- Activity -
What is the number of lines in the entries below that include the word "title"? Provide the number only.

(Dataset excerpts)
================================

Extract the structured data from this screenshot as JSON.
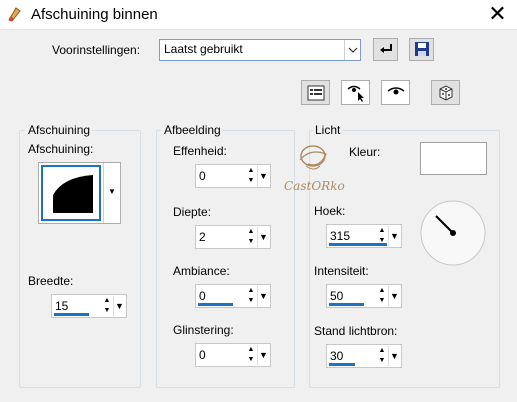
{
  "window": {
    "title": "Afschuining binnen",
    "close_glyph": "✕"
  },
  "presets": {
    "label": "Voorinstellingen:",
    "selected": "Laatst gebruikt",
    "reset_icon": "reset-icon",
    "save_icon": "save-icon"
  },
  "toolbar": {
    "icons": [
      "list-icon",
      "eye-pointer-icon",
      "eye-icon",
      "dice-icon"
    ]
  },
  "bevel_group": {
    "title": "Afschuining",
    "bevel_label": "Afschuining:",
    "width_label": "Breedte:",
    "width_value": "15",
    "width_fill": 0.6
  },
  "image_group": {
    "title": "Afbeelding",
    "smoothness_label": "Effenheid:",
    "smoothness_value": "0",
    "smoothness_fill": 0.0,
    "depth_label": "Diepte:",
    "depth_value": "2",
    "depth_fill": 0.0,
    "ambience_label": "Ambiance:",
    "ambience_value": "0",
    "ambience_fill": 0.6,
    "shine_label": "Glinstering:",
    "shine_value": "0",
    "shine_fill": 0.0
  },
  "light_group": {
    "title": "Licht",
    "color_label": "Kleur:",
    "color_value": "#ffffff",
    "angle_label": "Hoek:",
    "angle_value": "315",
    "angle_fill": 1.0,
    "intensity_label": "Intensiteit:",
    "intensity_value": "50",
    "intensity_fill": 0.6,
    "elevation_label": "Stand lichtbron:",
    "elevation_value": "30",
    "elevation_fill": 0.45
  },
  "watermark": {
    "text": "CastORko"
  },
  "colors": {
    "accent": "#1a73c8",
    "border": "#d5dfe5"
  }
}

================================

- Solution for this problem -
4